Invisible is an uncompromising look into the world of male hustlers in Providence, Rhode Island. There are many men who roam the streets of Providence, Rhode Island who remain unseen – unless you are looking. Invisible delves into the world of male prostitution through interviews with the men who live the life. These men live in two worlds: one at home, where they are fathers and husbands, and one in the adult bookstores, where they are addicts and hustlers. Many find themselves trapped in a cycle of addiction and incarceration that leaves little room for escape. What drives a man toward this lifestyle, and why is this phenomenon so overlooked? Invisible explores these questions by looking at masculinity, sex, poverty, drug abuse, and the city where it all happens: Providence, RI.
Wrapped up in it all is Richard Holcomb, founder of the outreach program Project Weber. A former hustler himself, Rich now finds himself on the same street corners he used to live on, reaching out to those who still sell themselves. Though a town like Providence is known for its progressive social attitude, Rich has found that advocating for health and human services for sex workers is more often met with disgust rather than compassion. Despite this, Rich soldiers on with his outreach bag and the memory of those who were lost to the streets.

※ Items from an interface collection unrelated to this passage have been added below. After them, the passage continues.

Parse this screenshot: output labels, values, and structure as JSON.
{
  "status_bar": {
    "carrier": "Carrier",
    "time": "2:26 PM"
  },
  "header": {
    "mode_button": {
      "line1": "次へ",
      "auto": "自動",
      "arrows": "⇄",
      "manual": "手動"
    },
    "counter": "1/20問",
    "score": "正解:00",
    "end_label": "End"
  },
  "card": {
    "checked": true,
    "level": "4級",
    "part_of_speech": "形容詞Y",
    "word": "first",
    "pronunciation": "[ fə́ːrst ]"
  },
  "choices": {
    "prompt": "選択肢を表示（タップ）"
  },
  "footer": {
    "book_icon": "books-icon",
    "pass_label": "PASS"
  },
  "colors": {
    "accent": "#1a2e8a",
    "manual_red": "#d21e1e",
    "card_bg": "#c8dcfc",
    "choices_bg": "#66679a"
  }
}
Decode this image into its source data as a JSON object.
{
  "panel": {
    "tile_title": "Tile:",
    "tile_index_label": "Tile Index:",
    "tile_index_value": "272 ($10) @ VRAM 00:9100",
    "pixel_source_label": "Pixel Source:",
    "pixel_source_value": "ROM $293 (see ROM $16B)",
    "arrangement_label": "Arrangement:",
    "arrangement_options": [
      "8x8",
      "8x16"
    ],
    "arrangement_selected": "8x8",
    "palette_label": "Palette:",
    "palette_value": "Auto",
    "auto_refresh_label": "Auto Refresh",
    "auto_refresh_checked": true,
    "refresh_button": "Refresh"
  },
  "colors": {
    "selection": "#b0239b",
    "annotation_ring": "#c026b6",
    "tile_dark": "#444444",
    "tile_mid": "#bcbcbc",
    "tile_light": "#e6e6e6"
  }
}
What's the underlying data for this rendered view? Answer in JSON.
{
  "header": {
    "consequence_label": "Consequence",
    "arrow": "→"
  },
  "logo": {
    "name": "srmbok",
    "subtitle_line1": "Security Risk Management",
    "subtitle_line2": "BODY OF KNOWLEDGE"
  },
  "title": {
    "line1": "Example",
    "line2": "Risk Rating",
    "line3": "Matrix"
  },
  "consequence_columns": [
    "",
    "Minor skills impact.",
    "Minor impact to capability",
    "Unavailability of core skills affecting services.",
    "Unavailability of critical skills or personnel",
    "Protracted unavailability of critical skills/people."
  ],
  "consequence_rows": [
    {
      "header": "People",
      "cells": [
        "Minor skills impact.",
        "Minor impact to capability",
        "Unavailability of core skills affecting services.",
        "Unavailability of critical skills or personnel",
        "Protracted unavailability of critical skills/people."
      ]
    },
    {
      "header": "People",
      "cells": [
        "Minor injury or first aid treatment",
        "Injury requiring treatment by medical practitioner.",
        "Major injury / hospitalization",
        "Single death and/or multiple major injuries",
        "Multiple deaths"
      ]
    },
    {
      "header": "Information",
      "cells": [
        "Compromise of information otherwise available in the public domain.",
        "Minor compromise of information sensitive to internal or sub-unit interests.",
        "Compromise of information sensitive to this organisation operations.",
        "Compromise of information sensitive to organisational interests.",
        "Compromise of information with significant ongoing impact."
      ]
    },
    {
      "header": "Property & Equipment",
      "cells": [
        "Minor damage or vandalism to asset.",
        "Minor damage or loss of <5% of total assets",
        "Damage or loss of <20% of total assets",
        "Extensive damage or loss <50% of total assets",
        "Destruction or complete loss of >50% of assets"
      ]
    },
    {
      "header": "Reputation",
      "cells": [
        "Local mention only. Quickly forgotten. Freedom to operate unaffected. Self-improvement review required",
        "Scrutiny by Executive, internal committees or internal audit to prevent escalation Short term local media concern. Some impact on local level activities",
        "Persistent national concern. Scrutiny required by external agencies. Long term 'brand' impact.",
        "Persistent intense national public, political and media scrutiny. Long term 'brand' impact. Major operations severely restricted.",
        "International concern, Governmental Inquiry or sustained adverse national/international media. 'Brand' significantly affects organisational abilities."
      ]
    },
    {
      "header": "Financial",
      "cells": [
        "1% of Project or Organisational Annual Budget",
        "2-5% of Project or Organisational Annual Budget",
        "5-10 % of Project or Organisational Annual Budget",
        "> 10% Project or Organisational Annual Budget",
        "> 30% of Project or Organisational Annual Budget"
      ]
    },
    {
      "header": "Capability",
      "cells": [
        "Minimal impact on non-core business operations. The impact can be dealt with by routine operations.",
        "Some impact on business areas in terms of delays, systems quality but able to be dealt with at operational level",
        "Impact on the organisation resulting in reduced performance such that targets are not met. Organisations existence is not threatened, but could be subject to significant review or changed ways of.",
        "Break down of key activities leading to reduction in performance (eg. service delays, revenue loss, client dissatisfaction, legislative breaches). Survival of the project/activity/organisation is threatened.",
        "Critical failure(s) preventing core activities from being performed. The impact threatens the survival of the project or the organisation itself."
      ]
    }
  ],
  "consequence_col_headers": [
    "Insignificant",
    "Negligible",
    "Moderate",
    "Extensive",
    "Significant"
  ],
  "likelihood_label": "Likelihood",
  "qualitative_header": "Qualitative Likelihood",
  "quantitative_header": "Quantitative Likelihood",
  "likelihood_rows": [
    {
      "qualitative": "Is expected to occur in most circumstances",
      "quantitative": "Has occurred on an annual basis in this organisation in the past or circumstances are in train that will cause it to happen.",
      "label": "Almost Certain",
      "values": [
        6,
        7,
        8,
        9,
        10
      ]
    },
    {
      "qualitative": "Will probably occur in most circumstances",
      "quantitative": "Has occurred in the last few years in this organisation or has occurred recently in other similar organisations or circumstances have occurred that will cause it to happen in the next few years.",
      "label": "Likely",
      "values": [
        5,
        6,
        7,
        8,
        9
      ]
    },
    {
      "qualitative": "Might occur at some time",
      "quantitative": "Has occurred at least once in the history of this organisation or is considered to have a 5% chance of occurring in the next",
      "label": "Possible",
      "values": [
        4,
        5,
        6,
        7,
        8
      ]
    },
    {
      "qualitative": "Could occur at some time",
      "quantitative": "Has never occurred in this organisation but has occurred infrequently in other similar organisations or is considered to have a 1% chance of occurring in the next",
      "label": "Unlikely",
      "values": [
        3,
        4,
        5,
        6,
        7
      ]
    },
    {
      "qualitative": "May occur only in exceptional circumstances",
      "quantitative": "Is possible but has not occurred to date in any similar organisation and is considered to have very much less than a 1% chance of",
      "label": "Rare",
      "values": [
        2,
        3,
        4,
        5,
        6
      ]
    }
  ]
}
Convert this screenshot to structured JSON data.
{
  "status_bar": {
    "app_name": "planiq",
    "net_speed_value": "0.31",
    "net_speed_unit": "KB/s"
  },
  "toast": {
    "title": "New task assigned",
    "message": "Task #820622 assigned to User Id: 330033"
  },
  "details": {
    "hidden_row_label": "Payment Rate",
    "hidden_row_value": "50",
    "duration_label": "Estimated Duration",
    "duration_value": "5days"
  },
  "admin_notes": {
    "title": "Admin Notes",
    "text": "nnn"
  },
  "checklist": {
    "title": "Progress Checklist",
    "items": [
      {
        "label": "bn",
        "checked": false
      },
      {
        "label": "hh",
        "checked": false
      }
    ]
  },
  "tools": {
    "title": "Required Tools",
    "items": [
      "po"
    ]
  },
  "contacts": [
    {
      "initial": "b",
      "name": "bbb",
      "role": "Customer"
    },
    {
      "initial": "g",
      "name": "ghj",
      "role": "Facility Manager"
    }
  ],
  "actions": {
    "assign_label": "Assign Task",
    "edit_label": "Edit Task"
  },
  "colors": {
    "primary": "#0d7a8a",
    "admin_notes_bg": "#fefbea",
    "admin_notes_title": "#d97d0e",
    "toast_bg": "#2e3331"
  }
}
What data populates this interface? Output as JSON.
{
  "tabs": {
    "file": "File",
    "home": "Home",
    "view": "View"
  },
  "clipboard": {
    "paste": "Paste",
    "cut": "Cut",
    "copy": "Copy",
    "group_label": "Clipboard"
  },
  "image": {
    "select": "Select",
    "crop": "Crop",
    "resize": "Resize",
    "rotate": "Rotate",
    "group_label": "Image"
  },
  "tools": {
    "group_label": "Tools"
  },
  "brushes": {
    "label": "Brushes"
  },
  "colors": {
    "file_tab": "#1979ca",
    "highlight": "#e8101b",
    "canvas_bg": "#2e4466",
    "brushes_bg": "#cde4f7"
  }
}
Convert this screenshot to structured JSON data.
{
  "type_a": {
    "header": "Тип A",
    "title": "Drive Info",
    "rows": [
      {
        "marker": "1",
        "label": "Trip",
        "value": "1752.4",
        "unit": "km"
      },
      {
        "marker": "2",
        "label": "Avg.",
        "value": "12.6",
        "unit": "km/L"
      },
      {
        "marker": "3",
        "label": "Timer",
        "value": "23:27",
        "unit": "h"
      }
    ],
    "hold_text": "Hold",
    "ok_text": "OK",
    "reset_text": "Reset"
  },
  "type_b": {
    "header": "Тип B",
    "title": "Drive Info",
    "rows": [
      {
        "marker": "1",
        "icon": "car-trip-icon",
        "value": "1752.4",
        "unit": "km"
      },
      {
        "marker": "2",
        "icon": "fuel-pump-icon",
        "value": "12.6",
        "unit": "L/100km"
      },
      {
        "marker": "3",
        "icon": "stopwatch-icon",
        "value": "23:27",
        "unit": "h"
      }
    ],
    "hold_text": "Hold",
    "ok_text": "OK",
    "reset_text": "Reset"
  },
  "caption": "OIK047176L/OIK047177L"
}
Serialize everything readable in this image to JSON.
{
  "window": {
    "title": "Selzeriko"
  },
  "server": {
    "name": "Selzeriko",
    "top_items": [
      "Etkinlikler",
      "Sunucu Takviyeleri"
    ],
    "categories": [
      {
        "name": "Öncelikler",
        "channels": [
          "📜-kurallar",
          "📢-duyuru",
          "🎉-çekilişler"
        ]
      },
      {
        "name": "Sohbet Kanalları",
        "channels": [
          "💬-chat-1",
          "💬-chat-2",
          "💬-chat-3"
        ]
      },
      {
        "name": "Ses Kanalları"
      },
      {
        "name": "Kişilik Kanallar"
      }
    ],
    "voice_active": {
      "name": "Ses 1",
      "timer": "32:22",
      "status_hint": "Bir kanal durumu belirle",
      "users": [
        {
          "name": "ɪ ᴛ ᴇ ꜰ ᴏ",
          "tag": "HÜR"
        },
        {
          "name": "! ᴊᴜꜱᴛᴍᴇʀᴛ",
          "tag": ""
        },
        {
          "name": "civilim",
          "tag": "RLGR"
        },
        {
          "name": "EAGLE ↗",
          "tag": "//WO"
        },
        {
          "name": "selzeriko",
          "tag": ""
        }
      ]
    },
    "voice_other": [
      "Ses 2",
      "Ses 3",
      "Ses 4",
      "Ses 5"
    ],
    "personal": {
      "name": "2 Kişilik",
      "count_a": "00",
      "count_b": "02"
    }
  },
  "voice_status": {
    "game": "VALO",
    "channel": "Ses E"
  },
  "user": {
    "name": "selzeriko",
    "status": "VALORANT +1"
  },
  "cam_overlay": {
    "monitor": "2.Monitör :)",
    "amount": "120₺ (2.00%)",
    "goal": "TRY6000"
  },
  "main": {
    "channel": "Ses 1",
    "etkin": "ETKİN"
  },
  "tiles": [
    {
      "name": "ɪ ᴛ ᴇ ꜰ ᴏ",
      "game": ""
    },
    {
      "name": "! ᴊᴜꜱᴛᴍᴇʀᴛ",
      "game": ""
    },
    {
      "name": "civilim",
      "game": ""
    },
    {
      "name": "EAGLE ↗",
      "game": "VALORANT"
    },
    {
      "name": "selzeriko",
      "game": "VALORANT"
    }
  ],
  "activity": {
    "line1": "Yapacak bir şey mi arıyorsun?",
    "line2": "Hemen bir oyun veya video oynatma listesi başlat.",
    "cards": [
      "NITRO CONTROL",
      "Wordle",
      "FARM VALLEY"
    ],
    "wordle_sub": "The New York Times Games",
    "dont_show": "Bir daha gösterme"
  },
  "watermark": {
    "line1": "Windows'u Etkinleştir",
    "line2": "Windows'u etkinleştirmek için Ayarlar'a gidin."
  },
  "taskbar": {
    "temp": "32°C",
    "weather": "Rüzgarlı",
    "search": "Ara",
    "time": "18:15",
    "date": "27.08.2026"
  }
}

On Christmas Day of 2003, a man was found shot on the campus of Johnson & Wales. Propped up against a chain link fence, it was clear his murder was a message to others. But he wasn’t a student; this man was a hustler, one of the many men who sell themselves on the streets of Providence everyday. Despite the gruesome nature of his death, Roy Weber’s murder has never been solved.
Dio Traverso is a graduate of the University of Chicago’s Cinema and Media Studies department in 2010. Studying under Judy Hoffman, Dio completed his first short film, The Windy City Rollers, a documentary about the Chicago women’s roller derby league. His next short film, Readers, looked at the emergence of geek culture into the mainstream and what that meant to the “comic book guys.” Invisible, Dio’s first feature film, made its World Premiere at the Rhode Island International Film Festival in 2014. He currently studies at the University of Texas – Austin.
This is Gavin’s second documentary project, the first being The Other Pill, a documentary in-production that explores the use of antiretroviral drugs to prevent HIV infection. Besides working on Invisible and The Other Pill, Gavin serves as executive director of PL-AIDS Project, a Rhode Island-based nonprofit focused on HIV prevention among at-risk populations. Gavin became interested in the topic of male sex work after meeting Rich Holcomb who was a guest speaker in a public health class Gavin was enrolled in at Brown University. Gavin has a B.A. in anthropology from Brown University and an M.A. in anthropology from Harvard University. Gavin also holds an M.P.H. in public health from Brown University and J.D. from Northeastern University.
Richard Holcomb is a commercial sex worker specialist, street outreach worker and HIV prevention counselor in Providence, Rhode Island. Holcomb is an advocate for male sex workers living on the streets who exchange sex for money. He is best known for his groundbreaking work in HIV Prevention when he founded ‘Project Weber’, a program for male sex workers in Rhode Island, The program is named after Roy Weber, a 22 year old male sex worker who was murdered on Christmas Day, 2003. Mr. Holcomb has done extensive research on male prostitution in the U.S., Canada and Europe, and has created several short documentary films on this subject.
Sarah is a recent graduate of the Documentary Studies program at Burlington College in Burlington, VT and a fledgling documentarian. For her capstone academic project, she produced Pearl’s, an audio documentary about the closure of a gay nightclub and the impact it had on Burlington, VT. The project was featured in Seven Days, Vermont’s independent weekly newspaper and her work has aired on Vermont Public Radio’s Vermont Edition as well as North County Public Radio. Sarah has a great passion for telling stories through documentary and is really excited to be working with the crew on Invisible.
Born and raised in Massachusetts, Caleb has always had an interest in film, as well as news and social issues. In high school, he was Director of the News Department for WIQH 88.3 FM, and was an intern for Concord-Carlisle Television. Currently working towards a major in American Studies and History, he is a staff member for the Ivy Film Festival, as well as a cameraman for Brown University Student Television.
Annie Zhao was born in northern China, grew up in Pittsburgh, PA, and now studies Film/Animation/Video at Rhode Island School of Design. She divides her heart between whimsical animations and documentaries, which promote social awareness. Annie works as a Production Assistant on “Invisible.”